In some varieties of iris there is a plush rug along the vestibule floor over which the bee passes to get the nectar. Through a lens, this plush is exquisite—the nap of white filaments standing up and tipped with brilliant yellow. Various theories as to the use of this plush have been advanced, the most plausible being that it is to keep the ants out; but the ant could easily pass along either side of it. While holding an iris in my hand, one day in the garden, a bumblebee visited it eagerly, never noting me; after she had probed the nectar-wells, she probed or nibbled among the plush, working it thoroughly on her way out. Was she a foolish bee, or did she find something there to eat? What child will find if other bees do this?

Lesson CLIX

The Blue Flag or Iris

Leading thought—Each iris flower has three side doors leading to the nectar-wells; and the bees, in order to get the nectar, must brush off the pollen dust on their backs.

Method—While the blue flag is the most interesting of our wild species of iris, yet the flower-de-luce, or the garden iris, is quite as valuable for this lesson. The form of the flowers may be studied in the schoolroom, but the pupils should watch the visiting insects in the garden or field.


1. Look for the side doors of the iris blossom. Which part of the flower forms the doorstep? How is it marked to show the way in? Which part of the flower makes the arch above the door?

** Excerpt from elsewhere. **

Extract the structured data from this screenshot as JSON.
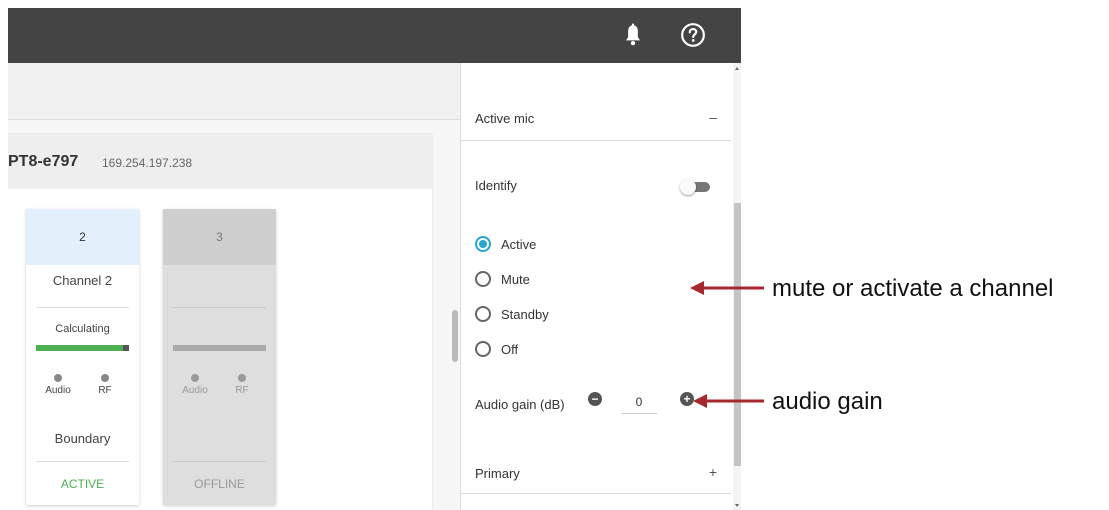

2. Find the anther, and describe how it is placed. Can you see two nectar-wells? Explain how a bee will become dusted with pollen while getting the nectar.

3. Where is the stigma? What is there very peculiar about the styles of the iris? Can a bee, when backing out from the side door, dust the stigma with the pollen she has just swept off? Why not? How does the stigma of the next flower that the bee visits get some of the pollen from her back?

4. Look straight down into an iris flower. Can you see the three petals? How are they marked? How would these lines on the petals mislead any insect that was searching for nectar?

5. Watch the insects visiting the iris. Do you know what they are? What do they do?

6. Describe the way the iris flower-bud is enfolded in bracts. What is there peculiar about the way the iris leaves join the stem?

7. How many kinds of flag, or iris, do you know?

8. Describe the seed-vessel and seeds of the iris.



Photo by Cyrus Crosby.

The fleur-de-lis is the national flower of France.

"It is said that the Franks of old had a custom, at the proclamation of a king, of elevating him upon a shield or target, and placing in his hand a reed, or flag in blossom, instead of a sceptre."

—Among the Flowers and Trees with the Poets,
Wait and Leonard.